------ INFORMATION SHOWN

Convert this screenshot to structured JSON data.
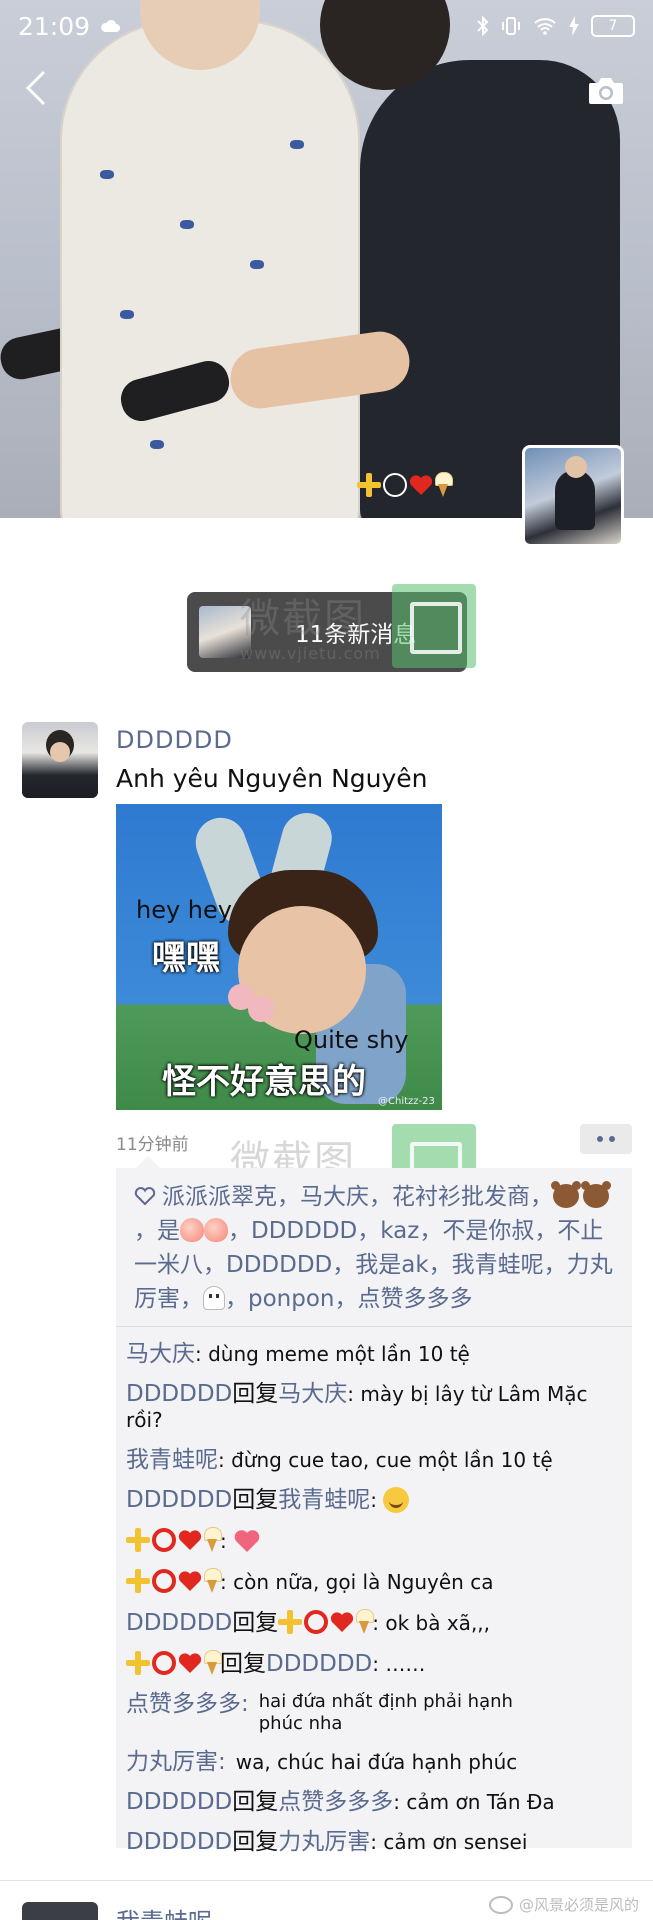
{
  "status_bar": {
    "time": "21:09",
    "battery": "7"
  },
  "cover": {
    "name": "✚○❤️🍦"
  },
  "new_messages": {
    "label": "11条新消息"
  },
  "watermarks": {
    "brand": "微截图",
    "url": "www.vjietu.com"
  },
  "post": {
    "author": "DDDDDD",
    "text": "Anh yêu Nguyên Nguyên",
    "image": {
      "caption_en_1": "hey hey",
      "caption_cn_1": "嘿嘿",
      "caption_en_2": "Quite shy",
      "caption_cn_2": "怪不好意思的",
      "credit": "@Chitzz-23"
    },
    "time": "11分钟前"
  },
  "likes": {
    "segments": [
      "派派派翠克，马大庆，花衬衫批发商，",
      "，是",
      "，DDDDDD，kaz，不是你叔，不止一米八，DDDDDD，我是ak，我青蛙呢，力丸厉害，",
      "，ponpon，点赞多多多"
    ]
  },
  "comments": [
    {
      "from": "马大庆",
      "text": ": dùng meme một lần 10 tệ"
    },
    {
      "from": "DDDDDD",
      "reply_word": "回复",
      "to": "马大庆",
      "text": ": mày bị lây từ Lâm Mặc rồi?"
    },
    {
      "from": "我青蛙呢",
      "text": ": đừng cue tao, cue một lần 10 tệ"
    },
    {
      "from": "DDDDDD",
      "reply_word": "回复",
      "to": "我青蛙呢",
      "text": ": "
    },
    {
      "text": ": "
    },
    {
      "text": ": còn nữa, gọi là Nguyên ca"
    },
    {
      "from": "DDDDDD",
      "reply_word": "回复",
      "text": ":  ok bà xã,,,"
    },
    {
      "reply_word": "回复",
      "to": "DDDDDD",
      "text": ": ……"
    },
    {
      "from": "点赞多多多:",
      "text": "hai đứa nhất định phải hạnh phúc nha"
    },
    {
      "from": "力丸厉害:",
      "text": "wa, chúc hai đứa hạnh phúc"
    },
    {
      "from": "DDDDDD",
      "reply_word": "回复",
      "to": "点赞多多多",
      "text": ": cảm ơn Tán Đa"
    },
    {
      "from": "DDDDDD",
      "reply_word": "回复",
      "to": "力丸厉害",
      "text": ": cảm ơn sensei"
    }
  ],
  "next_post": {
    "author": "我青蛙呢"
  },
  "weibo_watermark": {
    "text": "@风景必须是风的"
  },
  "colors": {
    "link": "#5a6b8f",
    "pill_bg": "#4b4b4b",
    "comment_bg": "#f3f3f5"
  },
  "icons": [
    "back-icon",
    "camera-icon",
    "heart-outline-icon",
    "more-icon",
    "plus-emoji",
    "ring-emoji",
    "heart-emoji",
    "icecream-emoji",
    "bear-emoji",
    "peach-emoji",
    "ghost-emoji",
    "smile-emoji"
  ]
}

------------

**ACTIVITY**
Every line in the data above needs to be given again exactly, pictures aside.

**ANSWER SECTION**
Convert this screenshot to structured JSON data.
{
  "status_bar": {
    "time": "21:09",
    "battery": "7"
  },
  "cover": {
    "name": "✚○❤️🍦"
  },
  "new_messages": {
    "label": "11条新消息"
  },
  "watermarks": {
    "brand": "微截图",
    "url": "www.vjietu.com"
  },
  "post": {
    "author": "DDDDDD",
    "text": "Anh yêu Nguyên Nguyên",
    "image": {
      "caption_en_1": "hey hey",
      "caption_cn_1": "嘿嘿",
      "caption_en_2": "Quite shy",
      "caption_cn_2": "怪不好意思的",
      "credit": "@Chitzz-23"
    },
    "time": "11分钟前"
  },
  "likes": {
    "segments": [
      "派派派翠克，马大庆，花衬衫批发商，",
      "，是",
      "，DDDDDD，kaz，不是你叔，不止一米八，DDDDDD，我是ak，我青蛙呢，力丸厉害，",
      "，ponpon，点赞多多多"
    ]
  },
  "comments": [
    {
      "from": "马大庆",
      "text": ": dùng meme một lần 10 tệ"
    },
    {
      "from": "DDDDDD",
      "reply_word": "回复",
      "to": "马大庆",
      "text": ": mày bị lây từ Lâm Mặc rồi?"
    },
    {
      "from": "我青蛙呢",
      "text": ": đừng cue tao, cue một lần 10 tệ"
    },
    {
      "from": "DDDDDD",
      "reply_word": "回复",
      "to": "我青蛙呢",
      "text": ": "
    },
    {
      "text": ": "
    },
    {
      "text": ": còn nữa, gọi là Nguyên ca"
    },
    {
      "from": "DDDDDD",
      "reply_word": "回复",
      "text": ":  ok bà xã,,,"
    },
    {
      "reply_word": "回复",
      "to": "DDDDDD",
      "text": ": ……"
    },
    {
      "from": "点赞多多多:",
      "text": "hai đứa nhất định phải hạnh phúc nha"
    },
    {
      "from": "力丸厉害:",
      "text": "wa, chúc hai đứa hạnh phúc"
    },
    {
      "from": "DDDDDD",
      "reply_word": "回复",
      "to": "点赞多多多",
      "text": ": cảm ơn Tán Đa"
    },
    {
      "from": "DDDDDD",
      "reply_word": "回复",
      "to": "力丸厉害",
      "text": ": cảm ơn sensei"
    }
  ],
  "next_post": {
    "author": "我青蛙呢"
  },
  "weibo_watermark": {
    "text": "@风景必须是风的"
  },
  "colors": {
    "link": "#5a6b8f",
    "pill_bg": "#4b4b4b",
    "comment_bg": "#f3f3f5"
  },
  "icons": [
    "back-icon",
    "camera-icon",
    "heart-outline-icon",
    "more-icon",
    "plus-emoji",
    "ring-emoji",
    "heart-emoji",
    "icecream-emoji",
    "bear-emoji",
    "peach-emoji",
    "ghost-emoji",
    "smile-emoji"
  ]
}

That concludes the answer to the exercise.